◆ Assignment ◆
Write out every record in full, keeping each character exactly as it is.

◆ Data provided ◆
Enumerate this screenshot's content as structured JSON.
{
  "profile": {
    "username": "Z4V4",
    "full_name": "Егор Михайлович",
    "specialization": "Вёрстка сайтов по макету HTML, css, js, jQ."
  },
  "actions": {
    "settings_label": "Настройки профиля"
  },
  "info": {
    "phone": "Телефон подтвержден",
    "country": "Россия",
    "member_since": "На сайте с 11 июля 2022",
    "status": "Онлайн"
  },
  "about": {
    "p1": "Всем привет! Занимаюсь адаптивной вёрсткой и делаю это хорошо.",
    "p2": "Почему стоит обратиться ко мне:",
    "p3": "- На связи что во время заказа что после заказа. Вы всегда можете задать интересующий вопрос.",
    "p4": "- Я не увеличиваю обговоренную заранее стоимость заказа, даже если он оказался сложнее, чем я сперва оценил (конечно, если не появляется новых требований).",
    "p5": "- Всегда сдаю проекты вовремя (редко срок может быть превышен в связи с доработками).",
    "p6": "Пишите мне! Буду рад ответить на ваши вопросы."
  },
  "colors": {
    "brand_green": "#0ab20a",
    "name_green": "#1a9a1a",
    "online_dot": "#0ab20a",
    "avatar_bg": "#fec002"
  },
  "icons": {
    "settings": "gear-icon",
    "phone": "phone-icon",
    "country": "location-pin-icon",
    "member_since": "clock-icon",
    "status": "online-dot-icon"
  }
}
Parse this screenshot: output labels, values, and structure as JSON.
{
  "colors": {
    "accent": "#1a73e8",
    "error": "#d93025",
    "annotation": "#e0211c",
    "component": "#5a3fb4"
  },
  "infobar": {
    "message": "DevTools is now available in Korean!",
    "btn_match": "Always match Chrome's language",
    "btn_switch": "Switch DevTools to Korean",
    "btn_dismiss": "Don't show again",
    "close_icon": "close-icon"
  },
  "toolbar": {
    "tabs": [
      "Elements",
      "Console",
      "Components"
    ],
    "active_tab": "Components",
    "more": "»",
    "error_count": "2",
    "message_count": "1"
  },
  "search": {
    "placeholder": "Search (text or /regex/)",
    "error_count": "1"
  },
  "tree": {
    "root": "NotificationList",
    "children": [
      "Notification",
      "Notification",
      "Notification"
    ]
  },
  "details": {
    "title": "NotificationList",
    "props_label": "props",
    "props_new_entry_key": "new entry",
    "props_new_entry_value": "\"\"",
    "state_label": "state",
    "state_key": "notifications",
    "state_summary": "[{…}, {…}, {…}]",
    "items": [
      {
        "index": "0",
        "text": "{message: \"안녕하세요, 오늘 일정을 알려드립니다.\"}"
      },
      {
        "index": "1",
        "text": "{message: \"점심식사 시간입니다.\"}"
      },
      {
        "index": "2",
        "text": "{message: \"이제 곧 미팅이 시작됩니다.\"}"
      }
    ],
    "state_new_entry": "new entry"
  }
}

◆ Your solution ◆
Enumerate this screenshot's content as structured JSON.
{
  "profile": {
    "username": "Z4V4",
    "full_name": "Егор Михайлович",
    "specialization": "Вёрстка сайтов по макету HTML, css, js, jQ."
  },
  "actions": {
    "settings_label": "Настройки профиля"
  },
  "info": {
    "phone": "Телефон подтвержден",
    "country": "Россия",
    "member_since": "На сайте с 11 июля 2022",
    "status": "Онлайн"
  },
  "about": {
    "p1": "Всем привет! Занимаюсь адаптивной вёрсткой и делаю это хорошо.",
    "p2": "Почему стоит обратиться ко мне:",
    "p3": "- На связи что во время заказа что после заказа. Вы всегда можете задать интересующий вопрос.",
    "p4": "- Я не увеличиваю обговоренную заранее стоимость заказа, даже если он оказался сложнее, чем я сперва оценил (конечно, если не появляется новых требований).",
    "p5": "- Всегда сдаю проекты вовремя (редко срок может быть превышен в связи с доработками).",
    "p6": "Пишите мне! Буду рад ответить на ваши вопросы."
  },
  "colors": {
    "brand_green": "#0ab20a",
    "name_green": "#1a9a1a",
    "online_dot": "#0ab20a",
    "avatar_bg": "#fec002"
  },
  "icons": {
    "settings": "gear-icon",
    "phone": "phone-icon",
    "country": "location-pin-icon",
    "member_since": "clock-icon",
    "status": "online-dot-icon"
  }
}
Parse this screenshot: output labels, values, and structure as JSON.
{
  "colors": {
    "accent": "#1a73e8",
    "error": "#d93025",
    "annotation": "#e0211c",
    "component": "#5a3fb4"
  },
  "infobar": {
    "message": "DevTools is now available in Korean!",
    "btn_match": "Always match Chrome's language",
    "btn_switch": "Switch DevTools to Korean",
    "btn_dismiss": "Don't show again",
    "close_icon": "close-icon"
  },
  "toolbar": {
    "tabs": [
      "Elements",
      "Console",
      "Components"
    ],
    "active_tab": "Components",
    "more": "»",
    "error_count": "2",
    "message_count": "1"
  },
  "search": {
    "placeholder": "Search (text or /regex/)",
    "error_count": "1"
  },
  "tree": {
    "root": "NotificationList",
    "children": [
      "Notification",
      "Notification",
      "Notification"
    ]
  },
  "details": {
    "title": "NotificationList",
    "props_label": "props",
    "props_new_entry_key": "new entry",
    "props_new_entry_value": "\"\"",
    "state_label": "state",
    "state_key": "notifications",
    "state_summary": "[{…}, {…}, {…}]",
    "items": [
      {
        "index": "0",
        "text": "{message: \"안녕하세요, 오늘 일정을 알려드립니다.\"}"
      },
      {
        "index": "1",
        "text": "{message: \"점심식사 시간입니다.\"}"
      },
      {
        "index": "2",
        "text": "{message: \"이제 곧 미팅이 시작됩니다.\"}"
      }
    ],
    "state_new_entry": "new entry"
  }
}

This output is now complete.